=== Data for this task ===
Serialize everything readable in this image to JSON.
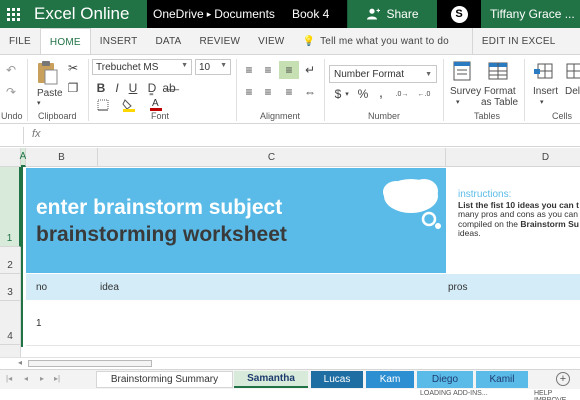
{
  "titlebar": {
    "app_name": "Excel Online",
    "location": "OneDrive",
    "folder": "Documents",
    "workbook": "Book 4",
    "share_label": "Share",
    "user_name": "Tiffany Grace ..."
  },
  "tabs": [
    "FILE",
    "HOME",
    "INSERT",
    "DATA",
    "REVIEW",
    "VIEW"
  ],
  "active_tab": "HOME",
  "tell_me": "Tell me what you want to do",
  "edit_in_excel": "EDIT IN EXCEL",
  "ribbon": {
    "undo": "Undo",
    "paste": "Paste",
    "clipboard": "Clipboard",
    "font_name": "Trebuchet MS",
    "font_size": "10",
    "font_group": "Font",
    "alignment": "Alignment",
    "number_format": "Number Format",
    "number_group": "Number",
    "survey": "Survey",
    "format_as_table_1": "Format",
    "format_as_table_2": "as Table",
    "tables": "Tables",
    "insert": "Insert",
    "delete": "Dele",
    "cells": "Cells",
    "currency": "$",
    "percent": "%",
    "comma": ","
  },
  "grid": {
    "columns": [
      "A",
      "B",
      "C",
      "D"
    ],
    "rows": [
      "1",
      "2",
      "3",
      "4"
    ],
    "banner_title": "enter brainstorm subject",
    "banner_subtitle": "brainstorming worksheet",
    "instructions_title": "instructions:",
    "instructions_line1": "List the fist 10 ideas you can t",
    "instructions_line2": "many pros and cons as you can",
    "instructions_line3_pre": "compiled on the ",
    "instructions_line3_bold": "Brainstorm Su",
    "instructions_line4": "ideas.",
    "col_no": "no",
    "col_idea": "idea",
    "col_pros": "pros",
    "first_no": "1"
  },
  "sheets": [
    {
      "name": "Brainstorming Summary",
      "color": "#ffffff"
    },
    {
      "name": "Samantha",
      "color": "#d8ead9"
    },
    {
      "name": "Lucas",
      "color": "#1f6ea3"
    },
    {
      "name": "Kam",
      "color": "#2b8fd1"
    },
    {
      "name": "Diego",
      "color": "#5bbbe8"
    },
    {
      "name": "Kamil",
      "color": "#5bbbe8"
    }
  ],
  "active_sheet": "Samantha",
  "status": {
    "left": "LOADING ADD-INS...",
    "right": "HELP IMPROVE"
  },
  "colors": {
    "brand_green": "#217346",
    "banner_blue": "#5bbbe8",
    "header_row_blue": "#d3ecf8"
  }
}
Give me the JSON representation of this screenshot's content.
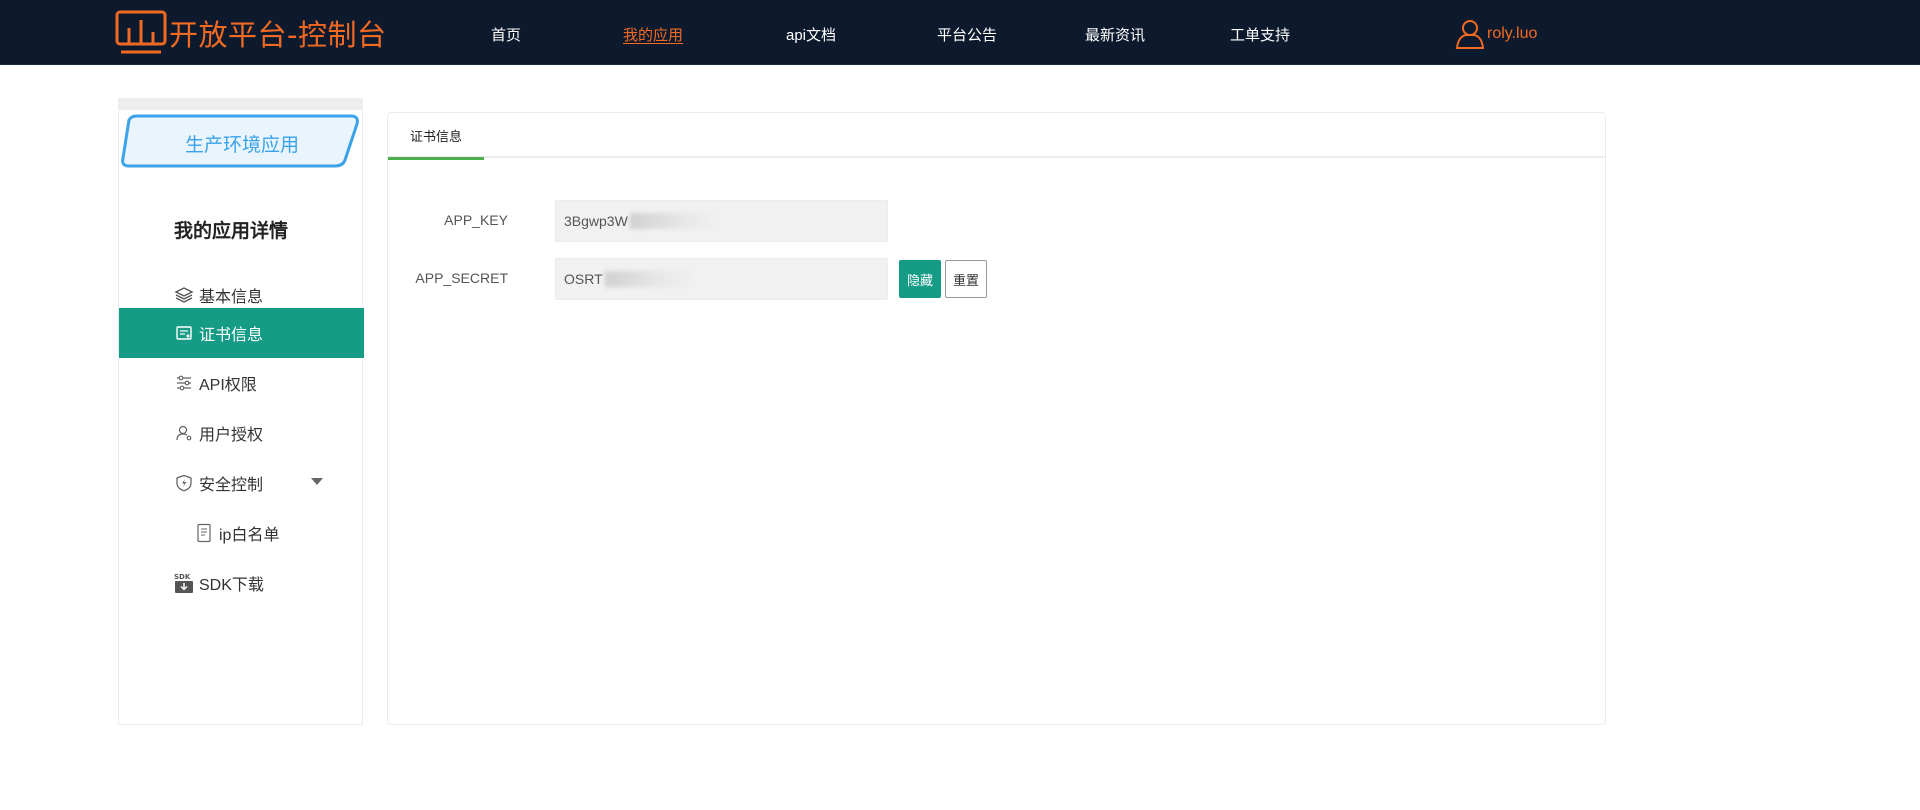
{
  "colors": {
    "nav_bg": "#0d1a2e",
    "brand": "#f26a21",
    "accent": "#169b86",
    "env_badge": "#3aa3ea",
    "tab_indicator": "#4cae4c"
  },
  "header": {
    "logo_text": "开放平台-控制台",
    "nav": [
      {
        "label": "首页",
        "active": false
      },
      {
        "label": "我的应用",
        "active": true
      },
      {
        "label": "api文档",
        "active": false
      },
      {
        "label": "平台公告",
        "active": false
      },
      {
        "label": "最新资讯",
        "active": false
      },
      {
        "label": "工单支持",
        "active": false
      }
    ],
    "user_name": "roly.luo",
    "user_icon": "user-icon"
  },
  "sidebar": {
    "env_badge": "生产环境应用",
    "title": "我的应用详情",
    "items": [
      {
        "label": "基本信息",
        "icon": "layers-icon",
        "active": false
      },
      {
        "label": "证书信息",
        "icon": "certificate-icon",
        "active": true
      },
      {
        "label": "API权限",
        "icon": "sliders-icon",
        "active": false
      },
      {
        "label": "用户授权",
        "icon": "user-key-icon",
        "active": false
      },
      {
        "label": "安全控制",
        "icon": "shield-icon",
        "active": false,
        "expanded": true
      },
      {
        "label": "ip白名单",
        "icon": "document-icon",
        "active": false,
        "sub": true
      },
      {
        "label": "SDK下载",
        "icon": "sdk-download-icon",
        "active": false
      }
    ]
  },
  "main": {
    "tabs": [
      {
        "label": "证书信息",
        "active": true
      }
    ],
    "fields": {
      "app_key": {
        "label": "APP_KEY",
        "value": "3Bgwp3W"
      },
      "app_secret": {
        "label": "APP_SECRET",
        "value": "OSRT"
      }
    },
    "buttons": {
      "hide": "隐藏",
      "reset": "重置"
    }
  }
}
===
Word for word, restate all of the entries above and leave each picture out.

## Output
Serialize everything readable in this image to JSON.
{
  "titlebar": {
    "app_name": "Excel Online",
    "location": "OneDrive",
    "folder": "Documents",
    "workbook": "Book 4",
    "share_label": "Share",
    "user_name": "Tiffany Grace ..."
  },
  "tabs": [
    "FILE",
    "HOME",
    "INSERT",
    "DATA",
    "REVIEW",
    "VIEW"
  ],
  "active_tab": "HOME",
  "tell_me": "Tell me what you want to do",
  "edit_in_excel": "EDIT IN EXCEL",
  "ribbon": {
    "undo": "Undo",
    "paste": "Paste",
    "clipboard": "Clipboard",
    "font_name": "Trebuchet MS",
    "font_size": "10",
    "font_group": "Font",
    "alignment": "Alignment",
    "number_format": "Number Format",
    "number_group": "Number",
    "survey": "Survey",
    "format_as_table_1": "Format",
    "format_as_table_2": "as Table",
    "tables": "Tables",
    "insert": "Insert",
    "delete": "Dele",
    "cells": "Cells",
    "currency": "$",
    "percent": "%",
    "comma": ","
  },
  "grid": {
    "columns": [
      "A",
      "B",
      "C",
      "D"
    ],
    "rows": [
      "1",
      "2",
      "3",
      "4"
    ],
    "banner_title": "enter brainstorm subject",
    "banner_subtitle": "brainstorming worksheet",
    "instructions_title": "instructions:",
    "instructions_line1": "List the fist 10 ideas you can t",
    "instructions_line2": "many pros and cons as you can",
    "instructions_line3_pre": "compiled on the ",
    "instructions_line3_bold": "Brainstorm Su",
    "instructions_line4": "ideas.",
    "col_no": "no",
    "col_idea": "idea",
    "col_pros": "pros",
    "first_no": "1"
  },
  "sheets": [
    {
      "name": "Brainstorming Summary",
      "color": "#ffffff"
    },
    {
      "name": "Samantha",
      "color": "#d8ead9"
    },
    {
      "name": "Lucas",
      "color": "#1f6ea3"
    },
    {
      "name": "Kam",
      "color": "#2b8fd1"
    },
    {
      "name": "Diego",
      "color": "#5bbbe8"
    },
    {
      "name": "Kamil",
      "color": "#5bbbe8"
    }
  ],
  "active_sheet": "Samantha",
  "status": {
    "left": "LOADING ADD-INS...",
    "right": "HELP IMPROVE"
  },
  "colors": {
    "brand_green": "#217346",
    "banner_blue": "#5bbbe8",
    "header_row_blue": "#d3ecf8"
  }
}
Give me the JSON representation of this screenshot's content.
{
  "colors": {
    "nav_bg": "#0d1a2e",
    "brand": "#f26a21",
    "accent": "#169b86",
    "env_badge": "#3aa3ea",
    "tab_indicator": "#4cae4c"
  },
  "header": {
    "logo_text": "开放平台-控制台",
    "nav": [
      {
        "label": "首页",
        "active": false
      },
      {
        "label": "我的应用",
        "active": true
      },
      {
        "label": "api文档",
        "active": false
      },
      {
        "label": "平台公告",
        "active": false
      },
      {
        "label": "最新资讯",
        "active": false
      },
      {
        "label": "工单支持",
        "active": false
      }
    ],
    "user_name": "roly.luo",
    "user_icon": "user-icon"
  },
  "sidebar": {
    "env_badge": "生产环境应用",
    "title": "我的应用详情",
    "items": [
      {
        "label": "基本信息",
        "icon": "layers-icon",
        "active": false
      },
      {
        "label": "证书信息",
        "icon": "certificate-icon",
        "active": true
      },
      {
        "label": "API权限",
        "icon": "sliders-icon",
        "active": false
      },
      {
        "label": "用户授权",
        "icon": "user-key-icon",
        "active": false
      },
      {
        "label": "安全控制",
        "icon": "shield-icon",
        "active": false,
        "expanded": true
      },
      {
        "label": "ip白名单",
        "icon": "document-icon",
        "active": false,
        "sub": true
      },
      {
        "label": "SDK下载",
        "icon": "sdk-download-icon",
        "active": false
      }
    ]
  },
  "main": {
    "tabs": [
      {
        "label": "证书信息",
        "active": true
      }
    ],
    "fields": {
      "app_key": {
        "label": "APP_KEY",
        "value": "3Bgwp3W"
      },
      "app_secret": {
        "label": "APP_SECRET",
        "value": "OSRT"
      }
    },
    "buttons": {
      "hide": "隐藏",
      "reset": "重置"
    }
  }
}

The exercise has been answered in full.